The Spanish firm's executives said today they are confident the deal will be approved, largely because it is smaller than Australia's CSL Ltd.
CSL tried to buy Talecris in 2008 for $3.1 billion, but the deal ran into problems with antitrust regulators.
In a research note about the Grifols-Talecris deal, Wells Fargo Senior Analyst Aaron Reames notes that the combined companies would control 31 percent of the blood plasma market in the U.S.
That's less than the 43 percent market share a CSL-Talecris merger would have captured, and less than the 36 percent market share competitor Baxter already has.
Grifols does have a presence in the U.S. The company has a manufacturing facility and some offices in Los Angeles and about 80 plasma centers around the country.
That's a bigger network of plasma centers than Talecris, which has 69 in the U.S.
As for why Talecris is being swallowed up just nine months after going public, the answer likely has to do with the company's largest shareholders.

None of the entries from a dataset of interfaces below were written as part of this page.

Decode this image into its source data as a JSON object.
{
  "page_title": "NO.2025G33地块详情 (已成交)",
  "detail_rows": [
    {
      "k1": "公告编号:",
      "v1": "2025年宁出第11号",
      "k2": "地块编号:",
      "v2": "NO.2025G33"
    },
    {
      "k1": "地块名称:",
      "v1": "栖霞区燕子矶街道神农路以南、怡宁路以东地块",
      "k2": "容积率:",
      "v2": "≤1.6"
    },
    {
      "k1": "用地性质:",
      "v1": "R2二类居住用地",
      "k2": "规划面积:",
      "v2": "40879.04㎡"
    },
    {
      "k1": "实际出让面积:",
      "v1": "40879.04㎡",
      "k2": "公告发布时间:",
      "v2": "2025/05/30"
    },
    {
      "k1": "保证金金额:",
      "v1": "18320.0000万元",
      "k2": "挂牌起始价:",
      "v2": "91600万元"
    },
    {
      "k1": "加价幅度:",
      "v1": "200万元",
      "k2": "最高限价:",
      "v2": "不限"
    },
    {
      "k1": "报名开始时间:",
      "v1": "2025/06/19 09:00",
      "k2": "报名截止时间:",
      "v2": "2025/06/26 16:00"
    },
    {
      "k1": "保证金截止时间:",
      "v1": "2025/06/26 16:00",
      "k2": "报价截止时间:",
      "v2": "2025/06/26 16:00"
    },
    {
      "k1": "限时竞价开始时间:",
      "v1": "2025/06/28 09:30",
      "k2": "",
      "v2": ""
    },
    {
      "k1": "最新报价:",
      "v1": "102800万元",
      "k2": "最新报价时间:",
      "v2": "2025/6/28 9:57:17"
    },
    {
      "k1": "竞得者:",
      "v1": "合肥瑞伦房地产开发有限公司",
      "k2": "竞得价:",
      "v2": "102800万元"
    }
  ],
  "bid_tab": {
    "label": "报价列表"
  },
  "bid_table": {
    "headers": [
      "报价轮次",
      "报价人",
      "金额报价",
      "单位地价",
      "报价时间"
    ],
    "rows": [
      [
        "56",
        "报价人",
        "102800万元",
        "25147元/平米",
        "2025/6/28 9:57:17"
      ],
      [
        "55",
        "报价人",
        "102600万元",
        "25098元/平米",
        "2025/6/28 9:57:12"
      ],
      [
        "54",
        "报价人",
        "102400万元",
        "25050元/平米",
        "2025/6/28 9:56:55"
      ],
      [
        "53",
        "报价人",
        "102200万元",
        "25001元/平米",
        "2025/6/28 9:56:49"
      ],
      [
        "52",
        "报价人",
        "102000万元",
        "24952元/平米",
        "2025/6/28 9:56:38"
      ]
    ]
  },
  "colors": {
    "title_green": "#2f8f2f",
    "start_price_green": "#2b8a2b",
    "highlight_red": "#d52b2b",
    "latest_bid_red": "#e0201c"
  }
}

Private equity firms Cerberus Capital Management and Ampersand Ventures own 49 percent of Talecris' outstanding shares and have agreed to vote in favor of the deal.
Cerberus and Ampersand paid about $450 million for Talecris in 2005.
Selling Talecris to Grifols for $26.16 per share will give the investors a sizable return on their investment.
Prior to the deal's announcement this morning, Talecris' stock had been languishing below the $19 per share price it debuted at late last year.
That was disappointing since analysts that cover the company had target prices for the stock ranging from $24 per share to $30 per share.
The merged Talecris-Grifols will have two classes of stock. The primary one will trade in Spain with a second class trading on the Nasdaq under a new ticker.
The Grifols family will have the largest ownership stake in the combined company.